"Some people think it's gruesome," Petrucelli said. "People also collect memorial cards and programs if the funeral or memorial service is open to the public. The day after a celebrity dies I go on Ebay and you will see lots of different items available.
"And of course, a star's family can make money off of their likeness," Petrucelli added. "Death sells."
Karen Bard, eBay's pop culture expert, said the site sees an uptick in items related to a celebrity after their death.
Bard said the star doesn't have to be someone who is popular at the moment. While her site was flooded with Michael Jackson memorabilia after his recent death, Bard said there has also been a great deal of interest generated by the sale of the crypt above the final resting place of Marilyn Monroe, who died almost 50 years ago.
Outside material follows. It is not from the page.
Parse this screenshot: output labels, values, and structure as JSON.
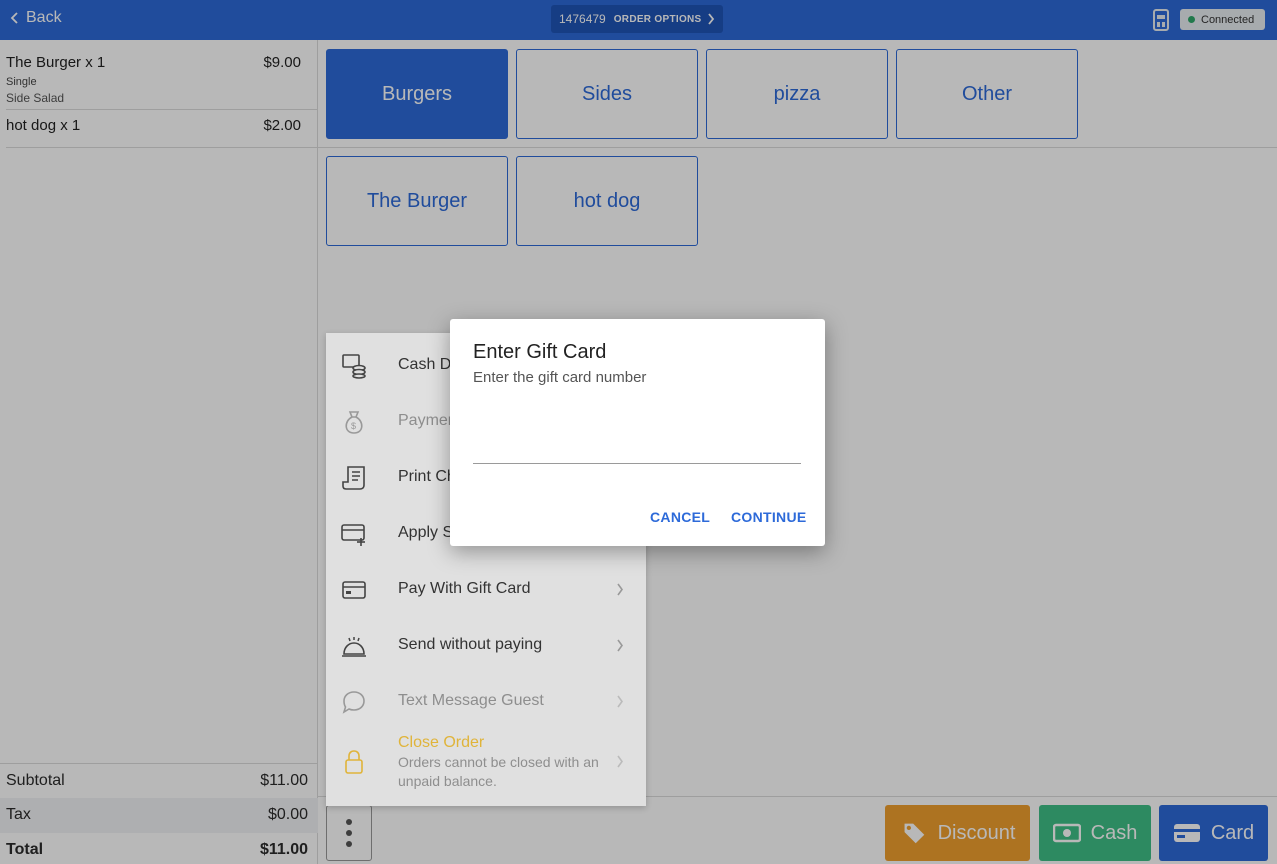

"[A death] clearly incites a buying and selling cycle in an accelerated fashion," Bard said. "We see unique things pop up that are always capturing the public's attention and there are people out there willing to buy them."
Alex Roman counts himself among the death devotees. He proudly wears his "Death Hag" t-shirt, visits Hollywood Forever Cemetery -- where several stars are buried -- and blogs about old Hollywood on his web site "Alex Living in L.A."
Roman said he loves learning the history behind the lives and deaths of celebrities, and understands the allure.
"There is a definite fascination and people are drawn to it on many levels," Roman said. "The fascination with death is that it's a frightening thing, yet it is something you are curious about. So there's that juxtaposition that makes it so interesting."
Michael's business has attracted some breathing celebrities. He said he's even given Ryan Seacrest a tour.
As the old saying goes, death is one of only two guarantees in life. And with the number of stars moving on these days, there could be more business opportunities for Michaels and those in his industry.
"God has been very generous to Dearly Departed Tours," Michaels said, laughing.